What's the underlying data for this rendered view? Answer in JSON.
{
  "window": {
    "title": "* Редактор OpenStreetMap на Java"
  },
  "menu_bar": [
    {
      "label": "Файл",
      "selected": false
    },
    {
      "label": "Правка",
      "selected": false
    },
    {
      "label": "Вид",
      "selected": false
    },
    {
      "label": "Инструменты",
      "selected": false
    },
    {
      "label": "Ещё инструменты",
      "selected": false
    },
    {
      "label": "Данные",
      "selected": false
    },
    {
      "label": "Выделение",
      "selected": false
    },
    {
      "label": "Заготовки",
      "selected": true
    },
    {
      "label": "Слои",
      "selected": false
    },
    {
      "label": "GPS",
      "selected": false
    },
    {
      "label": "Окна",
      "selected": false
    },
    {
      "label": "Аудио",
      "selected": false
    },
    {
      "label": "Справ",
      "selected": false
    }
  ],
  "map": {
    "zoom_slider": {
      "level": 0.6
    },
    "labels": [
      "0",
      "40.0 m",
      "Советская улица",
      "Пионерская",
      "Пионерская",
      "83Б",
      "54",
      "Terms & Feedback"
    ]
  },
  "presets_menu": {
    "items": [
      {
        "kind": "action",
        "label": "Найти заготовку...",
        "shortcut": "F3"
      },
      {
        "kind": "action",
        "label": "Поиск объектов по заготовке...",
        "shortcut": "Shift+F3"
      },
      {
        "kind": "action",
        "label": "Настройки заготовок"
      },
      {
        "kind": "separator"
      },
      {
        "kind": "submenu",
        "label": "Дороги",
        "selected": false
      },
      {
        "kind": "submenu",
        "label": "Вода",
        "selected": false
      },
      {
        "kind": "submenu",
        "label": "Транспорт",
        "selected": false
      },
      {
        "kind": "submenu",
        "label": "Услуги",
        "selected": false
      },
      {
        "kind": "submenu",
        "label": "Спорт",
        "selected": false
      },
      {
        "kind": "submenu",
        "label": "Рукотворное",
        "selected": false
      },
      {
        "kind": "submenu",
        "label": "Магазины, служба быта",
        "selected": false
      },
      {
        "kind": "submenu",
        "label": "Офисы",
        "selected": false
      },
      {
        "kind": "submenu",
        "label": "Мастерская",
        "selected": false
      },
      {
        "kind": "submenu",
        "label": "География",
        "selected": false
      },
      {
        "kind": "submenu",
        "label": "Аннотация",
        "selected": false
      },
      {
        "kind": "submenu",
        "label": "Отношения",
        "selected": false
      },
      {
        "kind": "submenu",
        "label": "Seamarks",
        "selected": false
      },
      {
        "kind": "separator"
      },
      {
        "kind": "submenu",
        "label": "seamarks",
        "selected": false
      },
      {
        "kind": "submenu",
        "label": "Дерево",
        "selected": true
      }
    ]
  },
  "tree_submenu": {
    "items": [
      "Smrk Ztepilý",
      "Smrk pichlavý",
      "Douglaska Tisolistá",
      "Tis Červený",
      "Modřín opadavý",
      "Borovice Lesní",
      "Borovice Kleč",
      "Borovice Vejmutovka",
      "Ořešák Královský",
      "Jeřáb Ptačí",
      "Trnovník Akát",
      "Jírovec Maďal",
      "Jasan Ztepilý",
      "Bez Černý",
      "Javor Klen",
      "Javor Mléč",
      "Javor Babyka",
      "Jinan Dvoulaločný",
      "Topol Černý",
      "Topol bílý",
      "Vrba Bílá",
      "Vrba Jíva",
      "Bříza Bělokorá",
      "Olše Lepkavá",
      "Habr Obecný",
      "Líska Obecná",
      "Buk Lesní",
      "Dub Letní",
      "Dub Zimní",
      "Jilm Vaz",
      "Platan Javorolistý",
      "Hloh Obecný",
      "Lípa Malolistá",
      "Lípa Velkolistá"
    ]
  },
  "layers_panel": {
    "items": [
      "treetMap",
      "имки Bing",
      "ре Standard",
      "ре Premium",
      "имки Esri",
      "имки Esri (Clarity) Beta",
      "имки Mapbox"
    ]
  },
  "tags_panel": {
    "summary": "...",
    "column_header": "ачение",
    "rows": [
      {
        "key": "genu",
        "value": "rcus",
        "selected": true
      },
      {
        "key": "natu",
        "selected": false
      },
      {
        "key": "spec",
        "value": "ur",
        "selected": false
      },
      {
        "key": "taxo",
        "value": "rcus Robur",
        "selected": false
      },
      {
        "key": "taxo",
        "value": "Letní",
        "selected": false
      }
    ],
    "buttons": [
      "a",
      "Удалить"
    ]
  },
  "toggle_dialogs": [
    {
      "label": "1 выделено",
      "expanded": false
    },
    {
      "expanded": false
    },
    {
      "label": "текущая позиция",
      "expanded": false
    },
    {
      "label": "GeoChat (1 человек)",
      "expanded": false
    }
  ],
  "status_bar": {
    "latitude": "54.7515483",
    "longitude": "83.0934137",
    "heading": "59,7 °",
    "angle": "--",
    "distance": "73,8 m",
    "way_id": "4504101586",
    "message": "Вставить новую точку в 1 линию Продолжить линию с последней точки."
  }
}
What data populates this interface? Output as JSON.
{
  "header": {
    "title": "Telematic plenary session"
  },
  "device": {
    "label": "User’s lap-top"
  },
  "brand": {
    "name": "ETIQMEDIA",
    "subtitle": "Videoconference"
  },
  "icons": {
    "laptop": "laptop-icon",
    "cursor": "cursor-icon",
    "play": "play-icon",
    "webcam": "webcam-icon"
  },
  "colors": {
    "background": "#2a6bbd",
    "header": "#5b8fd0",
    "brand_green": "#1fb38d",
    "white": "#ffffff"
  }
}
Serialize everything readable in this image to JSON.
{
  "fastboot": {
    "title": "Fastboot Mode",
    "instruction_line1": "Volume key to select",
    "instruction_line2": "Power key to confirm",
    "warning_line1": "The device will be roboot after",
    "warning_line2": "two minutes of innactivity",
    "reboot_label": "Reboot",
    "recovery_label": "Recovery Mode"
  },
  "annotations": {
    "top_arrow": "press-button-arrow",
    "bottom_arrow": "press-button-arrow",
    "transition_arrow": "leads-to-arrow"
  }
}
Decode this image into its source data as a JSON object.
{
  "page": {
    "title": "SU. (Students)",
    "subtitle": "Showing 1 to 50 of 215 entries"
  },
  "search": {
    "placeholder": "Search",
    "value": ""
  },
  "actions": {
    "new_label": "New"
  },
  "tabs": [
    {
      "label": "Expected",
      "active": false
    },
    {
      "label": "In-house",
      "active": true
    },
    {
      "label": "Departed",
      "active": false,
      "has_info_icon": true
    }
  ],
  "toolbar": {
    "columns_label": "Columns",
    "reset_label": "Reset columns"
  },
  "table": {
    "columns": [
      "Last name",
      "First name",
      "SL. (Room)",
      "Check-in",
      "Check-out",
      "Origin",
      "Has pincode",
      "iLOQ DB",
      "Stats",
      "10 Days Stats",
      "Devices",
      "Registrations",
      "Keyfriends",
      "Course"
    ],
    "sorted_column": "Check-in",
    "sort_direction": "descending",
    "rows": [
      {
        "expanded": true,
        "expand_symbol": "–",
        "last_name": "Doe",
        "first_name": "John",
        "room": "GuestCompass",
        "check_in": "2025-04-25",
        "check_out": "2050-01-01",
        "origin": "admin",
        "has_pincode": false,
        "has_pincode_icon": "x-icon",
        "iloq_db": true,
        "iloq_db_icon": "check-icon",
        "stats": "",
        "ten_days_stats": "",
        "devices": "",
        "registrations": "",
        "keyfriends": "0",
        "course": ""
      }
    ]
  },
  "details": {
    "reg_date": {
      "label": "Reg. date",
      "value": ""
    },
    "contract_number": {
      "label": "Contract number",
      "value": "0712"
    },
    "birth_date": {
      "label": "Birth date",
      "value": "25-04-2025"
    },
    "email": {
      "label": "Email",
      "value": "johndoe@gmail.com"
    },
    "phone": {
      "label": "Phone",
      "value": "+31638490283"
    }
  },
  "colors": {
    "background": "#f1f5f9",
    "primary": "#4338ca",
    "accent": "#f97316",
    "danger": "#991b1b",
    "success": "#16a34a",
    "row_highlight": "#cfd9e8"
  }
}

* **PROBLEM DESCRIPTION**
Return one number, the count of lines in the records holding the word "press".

* **YOUR RESPONSE**
2